Record set Block Start
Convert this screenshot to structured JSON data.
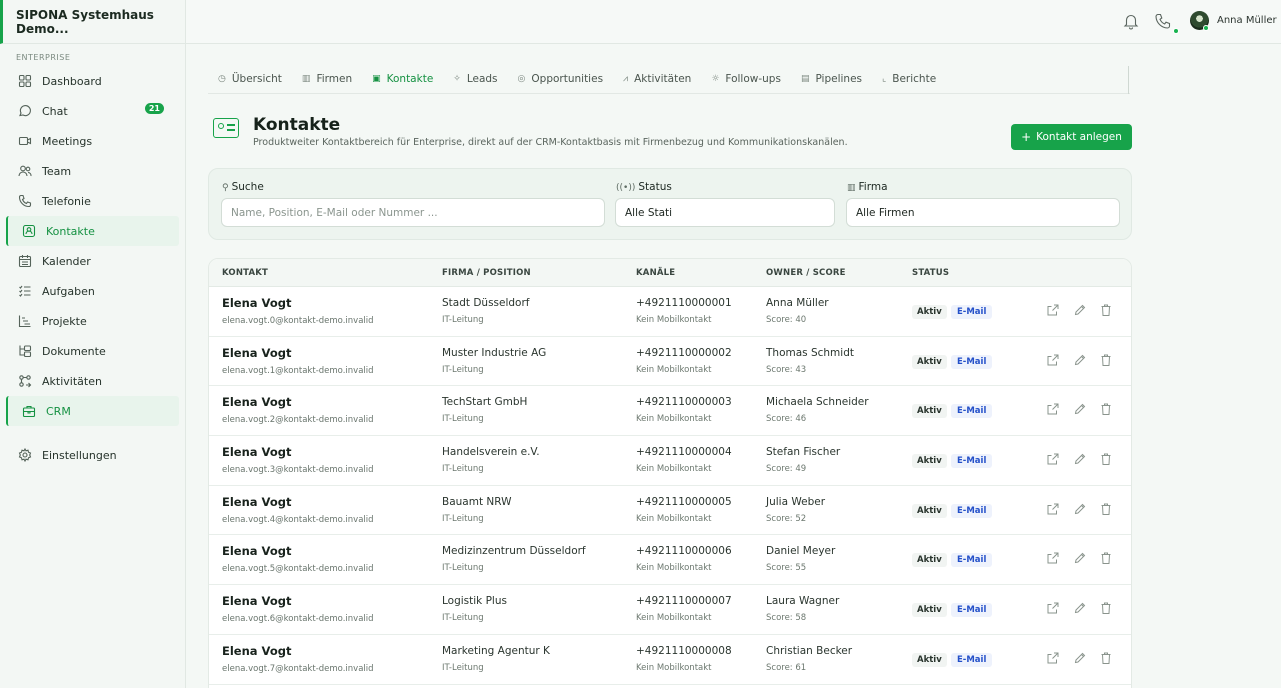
{
  "brand": "SIPONA Systemhaus Demo...",
  "sidebar": {
    "section": "ENTERPRISE",
    "items": [
      {
        "label": "Dashboard",
        "icon": "grid-icon"
      },
      {
        "label": "Chat",
        "icon": "chat-icon",
        "badge": "21"
      },
      {
        "label": "Meetings",
        "icon": "video-icon"
      },
      {
        "label": "Team",
        "icon": "users-icon"
      },
      {
        "label": "Telefonie",
        "icon": "phone-icon"
      },
      {
        "label": "Kontakte",
        "icon": "contact-card-icon"
      },
      {
        "label": "Kalender",
        "icon": "calendar-icon"
      },
      {
        "label": "Aufgaben",
        "icon": "list-check-icon"
      },
      {
        "label": "Projekte",
        "icon": "chart-icon"
      },
      {
        "label": "Dokumente",
        "icon": "folder-tree-icon"
      },
      {
        "label": "Aktivitäten",
        "icon": "activity-icon"
      },
      {
        "label": "CRM",
        "icon": "briefcase-icon"
      },
      {
        "label": "Einstellungen",
        "icon": "gear-icon"
      }
    ]
  },
  "topbar": {
    "user_name": "Anna Müller"
  },
  "tabs": [
    {
      "label": "Übersicht",
      "icon": "◷"
    },
    {
      "label": "Firmen",
      "icon": "▥"
    },
    {
      "label": "Kontakte",
      "icon": "▣"
    },
    {
      "label": "Leads",
      "icon": "✧"
    },
    {
      "label": "Opportunities",
      "icon": "◎"
    },
    {
      "label": "Aktivitäten",
      "icon": "⩘"
    },
    {
      "label": "Follow-ups",
      "icon": "☼"
    },
    {
      "label": "Pipelines",
      "icon": "▤"
    },
    {
      "label": "Berichte",
      "icon": "⌞"
    }
  ],
  "page": {
    "title": "Kontakte",
    "subtitle": "Produktweiter Kontaktbereich für Enterprise, direkt auf der CRM-Kontaktbasis mit Firmenbezug und Kommunikationskanälen.",
    "add_button": "Kontakt anlegen"
  },
  "filters": {
    "search_label": "Suche",
    "search_placeholder": "Name, Position, E-Mail oder Nummer ...",
    "status_label": "Status",
    "status_value": "Alle Stati",
    "company_label": "Firma",
    "company_value": "Alle Firmen"
  },
  "table": {
    "headers": [
      "KONTAKT",
      "FIRMA / POSITION",
      "KANÄLE",
      "OWNER / SCORE",
      "STATUS"
    ],
    "rows": [
      {
        "name": "Elena Vogt",
        "email": "elena.vogt.0@kontakt-demo.invalid",
        "company": "Stadt Düsseldorf",
        "position": "IT-Leitung",
        "phone": "+4921110000001",
        "mobile": "Kein Mobilkontakt",
        "owner": "Anna Müller",
        "score": "Score: 40",
        "status": "Aktiv",
        "channel": "E-Mail"
      },
      {
        "name": "Elena Vogt",
        "email": "elena.vogt.1@kontakt-demo.invalid",
        "company": "Muster Industrie AG",
        "position": "IT-Leitung",
        "phone": "+4921110000002",
        "mobile": "Kein Mobilkontakt",
        "owner": "Thomas Schmidt",
        "score": "Score: 43",
        "status": "Aktiv",
        "channel": "E-Mail"
      },
      {
        "name": "Elena Vogt",
        "email": "elena.vogt.2@kontakt-demo.invalid",
        "company": "TechStart GmbH",
        "position": "IT-Leitung",
        "phone": "+4921110000003",
        "mobile": "Kein Mobilkontakt",
        "owner": "Michaela Schneider",
        "score": "Score: 46",
        "status": "Aktiv",
        "channel": "E-Mail"
      },
      {
        "name": "Elena Vogt",
        "email": "elena.vogt.3@kontakt-demo.invalid",
        "company": "Handelsverein e.V.",
        "position": "IT-Leitung",
        "phone": "+4921110000004",
        "mobile": "Kein Mobilkontakt",
        "owner": "Stefan Fischer",
        "score": "Score: 49",
        "status": "Aktiv",
        "channel": "E-Mail"
      },
      {
        "name": "Elena Vogt",
        "email": "elena.vogt.4@kontakt-demo.invalid",
        "company": "Bauamt NRW",
        "position": "IT-Leitung",
        "phone": "+4921110000005",
        "mobile": "Kein Mobilkontakt",
        "owner": "Julia Weber",
        "score": "Score: 52",
        "status": "Aktiv",
        "channel": "E-Mail"
      },
      {
        "name": "Elena Vogt",
        "email": "elena.vogt.5@kontakt-demo.invalid",
        "company": "Medizinzentrum Düsseldorf",
        "position": "IT-Leitung",
        "phone": "+4921110000006",
        "mobile": "Kein Mobilkontakt",
        "owner": "Daniel Meyer",
        "score": "Score: 55",
        "status": "Aktiv",
        "channel": "E-Mail"
      },
      {
        "name": "Elena Vogt",
        "email": "elena.vogt.6@kontakt-demo.invalid",
        "company": "Logistik Plus",
        "position": "IT-Leitung",
        "phone": "+4921110000007",
        "mobile": "Kein Mobilkontakt",
        "owner": "Laura Wagner",
        "score": "Score: 58",
        "status": "Aktiv",
        "channel": "E-Mail"
      },
      {
        "name": "Elena Vogt",
        "email": "elena.vogt.7@kontakt-demo.invalid",
        "company": "Marketing Agentur K",
        "position": "IT-Leitung",
        "phone": "+4921110000008",
        "mobile": "Kein Mobilkontakt",
        "owner": "Christian Becker",
        "score": "Score: 61",
        "status": "Aktiv",
        "channel": "E-Mail"
      }
    ]
  },
  "colors": {
    "accent": "#17a34a",
    "email_badge": "#2450c9"
  }
}
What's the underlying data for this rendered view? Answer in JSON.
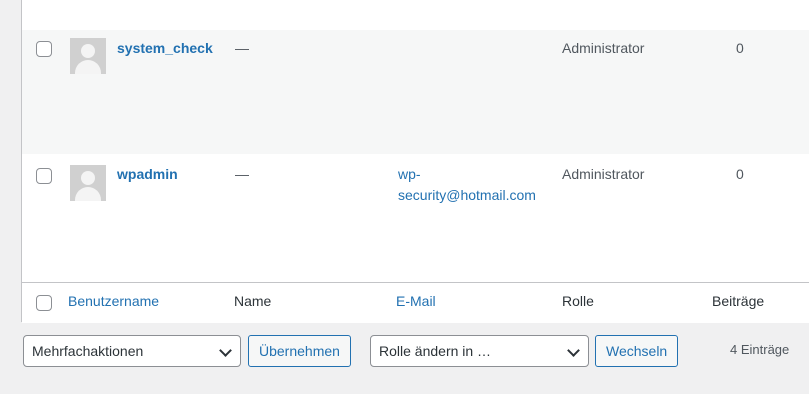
{
  "users": [
    {
      "username": "system_check",
      "name": "—",
      "email": "",
      "role": "Administrator",
      "posts": "0"
    },
    {
      "username": "wpadmin",
      "name": "—",
      "email_line1": "wp-",
      "email_line2": "security@hotmail.com",
      "role": "Administrator",
      "posts": "0"
    }
  ],
  "footer": {
    "username_label": "Benutzername",
    "name_label": "Name",
    "email_label": "E-Mail",
    "role_label": "Rolle",
    "posts_label": "Beiträge"
  },
  "bulk": {
    "actions_label": "Mehrfachaktionen",
    "apply_label": "Übernehmen",
    "role_change_label": "Rolle ändern in …",
    "change_label": "Wechseln",
    "count_label": "4 Einträge"
  }
}
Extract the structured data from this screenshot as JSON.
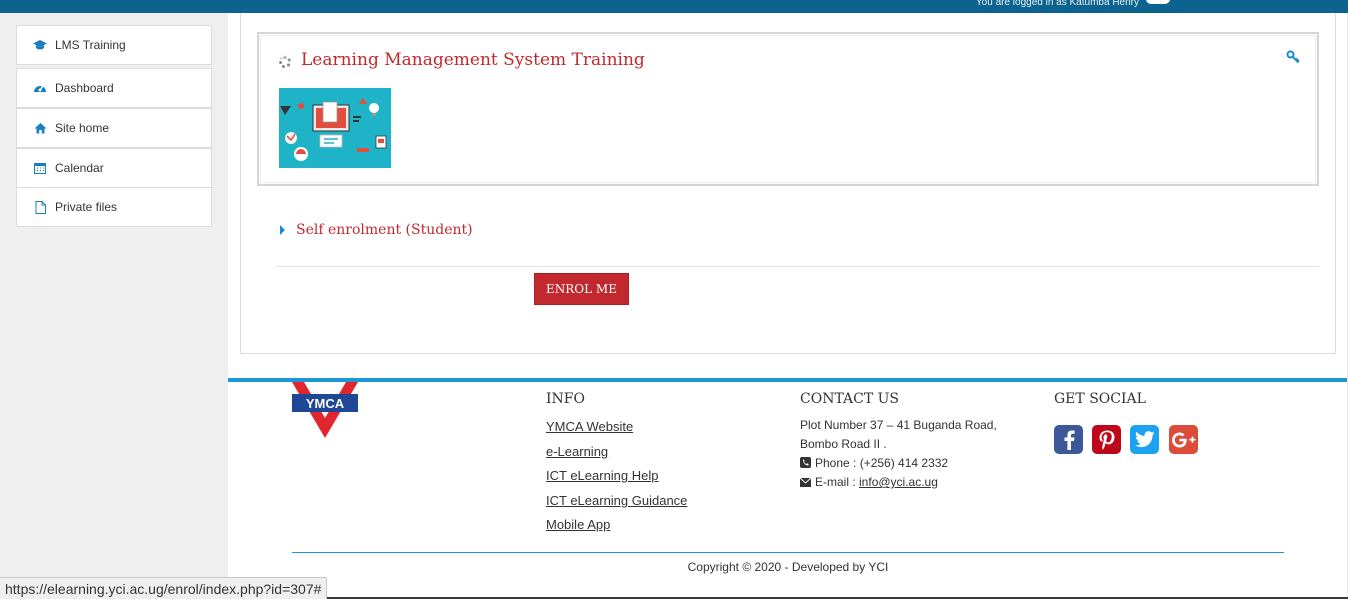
{
  "topbar": {
    "login_text": "You are logged in as Katumba Henry"
  },
  "sidebar": {
    "items": [
      {
        "label": "LMS Training",
        "icon": "graduation-cap-icon"
      },
      {
        "label": "Dashboard",
        "icon": "dashboard-icon"
      },
      {
        "label": "Site home",
        "icon": "home-icon"
      },
      {
        "label": "Calendar",
        "icon": "calendar-icon"
      },
      {
        "label": "Private files",
        "icon": "file-icon"
      }
    ]
  },
  "course": {
    "title": "Learning Management System Training"
  },
  "enrolment": {
    "section_title": "Self enrolment (Student)",
    "button_label": "ENROL ME"
  },
  "footer": {
    "logo_text": "YMCA",
    "info": {
      "heading": "INFO",
      "links": [
        "YMCA Website",
        "e-Learning",
        "ICT eLearning Help",
        "ICT eLearning Guidance",
        "Mobile App"
      ]
    },
    "contact": {
      "heading": "CONTACT US",
      "address_line1": "Plot Number 37 – 41 Buganda Road,",
      "address_line2": "Bombo Road II .",
      "phone": "Phone : (+256) 414 2332",
      "email_label": "E-mail : ",
      "email": "info@yci.ac.ug"
    },
    "social": {
      "heading": "GET SOCIAL",
      "networks": [
        {
          "name": "facebook-icon",
          "color": "#3b5998"
        },
        {
          "name": "pinterest-icon",
          "color": "#bd081c"
        },
        {
          "name": "twitter-icon",
          "color": "#1da1f2"
        },
        {
          "name": "google-plus-icon",
          "color": "#dd4b39"
        }
      ]
    },
    "copyright": "Copyright © 2020 - Developed by YCI"
  },
  "statusbar": {
    "url": "https://elearning.yci.ac.ug/enrol/index.php?id=307#"
  },
  "colors": {
    "topbar": "#0d6390",
    "accent_red": "#c1292e",
    "accent_blue": "#1b96d6"
  }
}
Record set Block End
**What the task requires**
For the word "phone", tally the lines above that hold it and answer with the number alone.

**Task response**
10